ST. PETERSBURG -- It didn't take very long for Carlos Villanueva to figure out he was in for a frustrating night at Tropicana Field.
Toronto's right-hander didn't have the typical velocity on his fastball or the normal break to his secondary pitches. It was the perfect recipe for a short outing by Villanueva and a long night for the rest of his teammates.
Villanueva surrendered a season-high seven runs over just 2 1/3 innings while the Blue Jays were shut down offensively by James Shields in a lopsided 12-1 loss to the Rays on Friday night.
"I was 86-88 mph and my breaking balls were flat," Villanueva said. "It's difficult -- going out there feeling physically fine -- but having nothing behind the ball. It is a horrible feeling. Some days you feel like that and you find a way to get it done. But today, you run into a hot team and they took advantage of every mistake that I made."
Villanueva entered as one of Toronto's most reliable starters, but wasn't close to being that versus Tampa Bay. His command was inconsistent and even when Villanueva managed to get ahead in the count, he was unable to finish anybody off.
The disappointing outing marked just the fourth time this season Villanueva has surrendered more than three runs in an outing. It also was the first time in 15 starts that he didn't throw at least five innings.
Villanueva's troubles began almost immediately after the first pitch of the game. The Dominican native retired the first two batters he faced, then served up a homer to Rays infielder Ben Zobrist.
In the second, Tampa Bay erupted for an additional four runs. First baseman Carlos Pena had a two-run triple before former Blue Jays catcher Jose Molina came through with a two-run homer to deep left field. It was more of the same in the third as Luke Scott delivered another two-run double before Villanueva was eventually pulled.
Villanueva was charged with seven runs on eight hits and two walks while failing to record at least two strikeouts for the first time this year. He is 1-3 with a 10.32 ERA in nine career appearances against the Rays.
"I felt like I could have thrown the rosin bag up there and they would have hit it square," said Villanueva, who is eligible for free agency at the end of the year. "I didn't let down at any moment, I tried to keep battling after they scored the five runs, keep it right there. But it was just like anything I threw up there, they hit.
"Every time I got a guy on two strikes, they fouled it off, fouled it off, and then made solid contact. It was all over the field and it was all of them. First pitch, whatever it was, they were jumping all over me and they got me out of there quick today."
The 28-year-old Villanueva has two more starts to prove he can finish on a high note. There have been lingering questions about whether he is physically capable of handling a full-season workload, and while those can't be answered this year -- because he didn't enter the rotation until late June -- a strong finish will at least help alleviate some of the concerns.

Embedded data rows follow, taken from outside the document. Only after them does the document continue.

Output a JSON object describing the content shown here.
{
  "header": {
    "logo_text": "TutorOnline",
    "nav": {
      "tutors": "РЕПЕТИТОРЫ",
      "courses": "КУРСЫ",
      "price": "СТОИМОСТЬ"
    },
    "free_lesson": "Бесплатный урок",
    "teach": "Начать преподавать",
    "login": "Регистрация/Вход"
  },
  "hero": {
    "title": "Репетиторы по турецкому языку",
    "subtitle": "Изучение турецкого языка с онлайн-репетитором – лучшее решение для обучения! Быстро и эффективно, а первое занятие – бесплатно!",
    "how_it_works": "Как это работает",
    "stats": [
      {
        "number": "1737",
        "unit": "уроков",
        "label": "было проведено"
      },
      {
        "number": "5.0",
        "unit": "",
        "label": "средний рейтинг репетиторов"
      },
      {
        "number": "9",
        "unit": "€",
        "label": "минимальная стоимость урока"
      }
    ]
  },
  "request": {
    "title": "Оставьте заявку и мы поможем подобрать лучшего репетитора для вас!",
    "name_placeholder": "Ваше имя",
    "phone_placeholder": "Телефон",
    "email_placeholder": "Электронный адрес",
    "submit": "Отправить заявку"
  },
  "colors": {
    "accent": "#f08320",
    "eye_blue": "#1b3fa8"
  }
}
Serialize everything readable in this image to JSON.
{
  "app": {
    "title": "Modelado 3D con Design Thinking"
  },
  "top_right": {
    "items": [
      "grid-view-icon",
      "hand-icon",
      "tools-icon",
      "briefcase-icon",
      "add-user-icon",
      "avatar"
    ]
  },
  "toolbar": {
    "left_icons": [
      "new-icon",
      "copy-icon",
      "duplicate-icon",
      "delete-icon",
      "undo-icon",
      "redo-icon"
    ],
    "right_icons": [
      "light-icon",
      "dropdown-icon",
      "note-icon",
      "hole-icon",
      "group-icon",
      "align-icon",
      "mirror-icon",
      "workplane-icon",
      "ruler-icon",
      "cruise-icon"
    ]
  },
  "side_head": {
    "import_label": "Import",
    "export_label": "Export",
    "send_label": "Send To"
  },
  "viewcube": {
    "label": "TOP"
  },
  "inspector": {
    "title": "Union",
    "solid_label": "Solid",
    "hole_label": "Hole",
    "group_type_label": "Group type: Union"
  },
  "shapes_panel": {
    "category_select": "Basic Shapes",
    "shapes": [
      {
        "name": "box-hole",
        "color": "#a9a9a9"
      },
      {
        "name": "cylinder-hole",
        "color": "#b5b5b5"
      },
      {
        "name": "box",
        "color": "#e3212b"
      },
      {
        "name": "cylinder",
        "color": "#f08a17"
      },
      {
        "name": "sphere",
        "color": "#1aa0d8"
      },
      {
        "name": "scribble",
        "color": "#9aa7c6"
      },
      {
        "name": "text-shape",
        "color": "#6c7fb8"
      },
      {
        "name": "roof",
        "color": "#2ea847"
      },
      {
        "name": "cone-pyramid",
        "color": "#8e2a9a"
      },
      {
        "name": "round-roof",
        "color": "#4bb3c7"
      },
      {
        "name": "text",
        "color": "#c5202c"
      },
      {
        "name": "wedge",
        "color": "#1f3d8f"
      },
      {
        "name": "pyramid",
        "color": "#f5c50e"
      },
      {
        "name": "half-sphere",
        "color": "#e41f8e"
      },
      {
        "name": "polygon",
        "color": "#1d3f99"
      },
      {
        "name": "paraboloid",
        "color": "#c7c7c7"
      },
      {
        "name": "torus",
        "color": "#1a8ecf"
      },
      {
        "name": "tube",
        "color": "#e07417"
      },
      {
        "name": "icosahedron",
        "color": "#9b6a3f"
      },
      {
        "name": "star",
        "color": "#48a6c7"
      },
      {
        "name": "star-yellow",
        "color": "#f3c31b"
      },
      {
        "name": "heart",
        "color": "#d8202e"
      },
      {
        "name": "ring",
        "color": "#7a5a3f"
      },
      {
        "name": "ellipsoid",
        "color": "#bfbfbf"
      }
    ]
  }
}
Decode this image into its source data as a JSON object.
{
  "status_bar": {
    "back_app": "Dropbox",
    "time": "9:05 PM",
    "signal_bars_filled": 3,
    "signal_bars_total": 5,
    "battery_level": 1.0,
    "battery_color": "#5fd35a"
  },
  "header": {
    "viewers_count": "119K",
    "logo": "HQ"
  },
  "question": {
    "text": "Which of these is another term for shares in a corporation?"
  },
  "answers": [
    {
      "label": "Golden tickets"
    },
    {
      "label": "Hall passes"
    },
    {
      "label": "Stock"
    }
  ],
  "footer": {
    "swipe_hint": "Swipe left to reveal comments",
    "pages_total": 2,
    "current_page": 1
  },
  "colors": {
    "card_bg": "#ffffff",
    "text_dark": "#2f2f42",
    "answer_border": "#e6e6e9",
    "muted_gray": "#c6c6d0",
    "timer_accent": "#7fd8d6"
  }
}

Villanueva earned a starting job midway through the 2011 campaign as well and went 6-3 with a 3.67 ERA over nine starts. He then proceeded to post a 9.31 ERA over his final four starts in part because of a right forearm injury.
By comparison, Villanueva began this season with a 4-0 record and 2.54 ERA in his first five starts. Since then, he has gone 1-6 with a 4.83 ERA in 10 outings and hasn't won since he pitched six scoreless innings against the Rays on Aug. 30 at Rogers Centre.
"We're getting to that point where he has pitched more innings this year than any year previous, and the fact is he was a little bit flat tonight," manager John Farrell said. "There are games where guys come out a little bit flat, that was the case tonight.
"There has been no indication of [fatigue] through the time he has been in the rotation. He has done an excellent job with that. He has pitched very effectively, he has kept us in the ballgame on almost every occasion. Tonight was the exception."
On offense, the Blue Jays were a non-factor for most of the night. Right-hander James Shields didn't allow a run over seven innings while striking out nine to become the first Rays pitcher to record back-to-back seasons with 200-plus strikeouts.
Toronto did eventually get on the scoreboard in the eighth on an RBI double by Yan Gomes to avoid being shut out for the first time since Sept. 4.
"It means a lot," Shields said of reaching the 200-strikeout plateau for the second consecutive season. "I've worked really hard over the last couple of years to get my game back in action and be able to throw 20 innings. Two-hundred strikeouts was definitely a goal of mine and I'm proud to be able to get there again this year."
The Blue Jays have lost three consecutive games and haven't won a series since sweeping the Red Sox in early September.